Rather than trying to make features from the image, a better approach might be to hand the image to a convolutional neural net and let it do the job for us. The CNN takes the entire image as input and passes it through a series of convolutional filters, at each layer building more abstract features. The whole net is differentiable so it can be trained by backprop to pick out and combine the most relevant features, to make the best higher order features, and finally to make a classification. That was very handwavy but I guess you’re probably fairly familiar with CNNs, if not CS231 is a good place to start.

Training a CNN is a pretty expensive operation, and would be totally infeasible on a data set of this size, we’d overfit horribly. Thankfully we don’t have to go through the trouble, we can just use the weights of a pre-trained network like VGG16, a process called transfer learning. The VGG16 network won the 2014 ImageNet Challenge, and the weights are published online. In general networks like these have two parts, a series of convolutional layers that produce the high-level features, followed by a couple of fully-connected layers that take the convolutional features and make a prediction. We can chop off the top part of the network, keeping of the convolutional base and retraining the fully-connected layers for our prediction task. The outputs of the convolutional base won’t be optimised for our specific task, but the hope is that the features that were useful in the ImageNet Challenge will also be useful in making album predictions.

In this case I replaced the fully-connected component of the net with a super simple one-layer network; 256 hidden units, a little dropout, trained with cross-entropy:

def net(inshape, outshape):

        model = models.Sequential()
        model.add(layers.Dense(256, activation='relu', input_dim=inshape)
        model.add(layers.Dense(outshape, activation='softmax'))


        return model

Using this net doubles our prediction accuracy, we’re now at ~33%! You can see the prediction accuracy by genre pair in the confusion matrix


Looking at this confusion matrix we see some interesting patterns. It looks like soul albums are pretty hard to classify, we only get about 1 in 4 of these right. On the other end of the spectrum, we’re able to get almost 40% of ambient albums right, which isn’t bad at all. We almost never mistake dubstep for soul, ambient for punk, or jazz for metal, which is all both really encouraging and in line with what you’d guess by looking at the data. Given how tough a classification problem this is, I’d say this net is doing a pretty good job.

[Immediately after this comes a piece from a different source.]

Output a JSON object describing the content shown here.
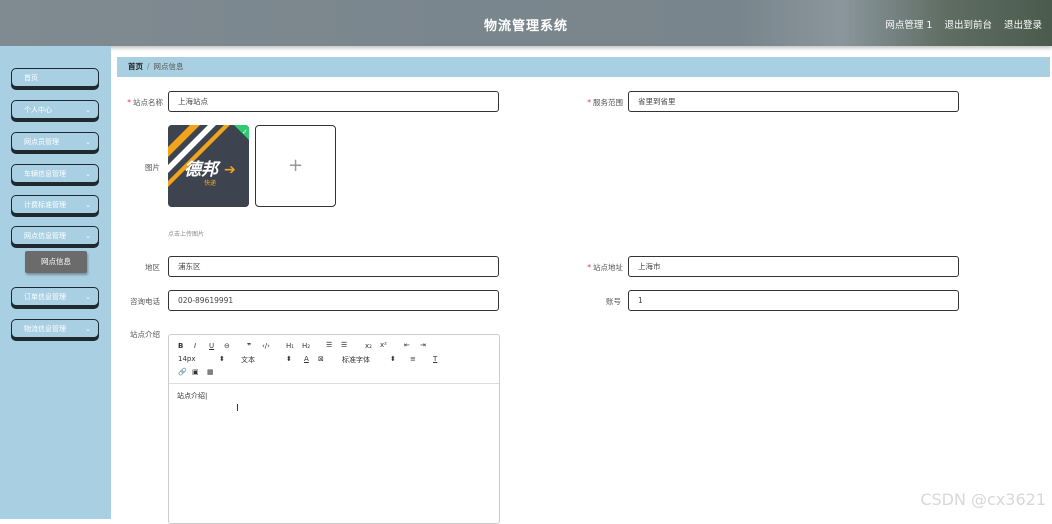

So to go back to our original question, it seems you can correctly judge an album by its cover about a third of the time. I guessed to begin with that the colour of the cover would be well correlated with genre, and you can make a reasonably good classifier based on that idea. The old-fashioned approach to improving this classifier would have been by engineering more complex features, incrementally increasing the accuracy that way. But we don’t have to limit ourselves to hand-crafted features, we can throw all of the data into a CNN and see what we get out. Unfortunately training an end-to-end neural network would be infeasible for such a small data set - you can’t learn 140,000,000 parameters from 10k examples.1 Thankfully we don’t have to learn all of them, transfer learning to the rescue! Taking a ready-trained CNN and tweaking some of the parameters to tailor it to our task we can get really great performance at very little cost. I wasn’t sure that this approach would work, I thought that the intra-genre variability of image contents/structures would be swamped by inter-genre variability, but I underestimated how good CNN’s are at picking out these features. We could probably improve the performance of this classifier by deepening the fully-connected network, and working a little harder on hyper-parameter searching, but we have to stop somewhere and to be honest I’m pretty happy with how well this net works on what is a non-trivial problem.

  1. It’s a bit mind-boggling, but it seems VGG16 has 138M parameters. Crazy! As to why you can learn this many parameters from 1M examples, this is as good an explanation as I’ve heard.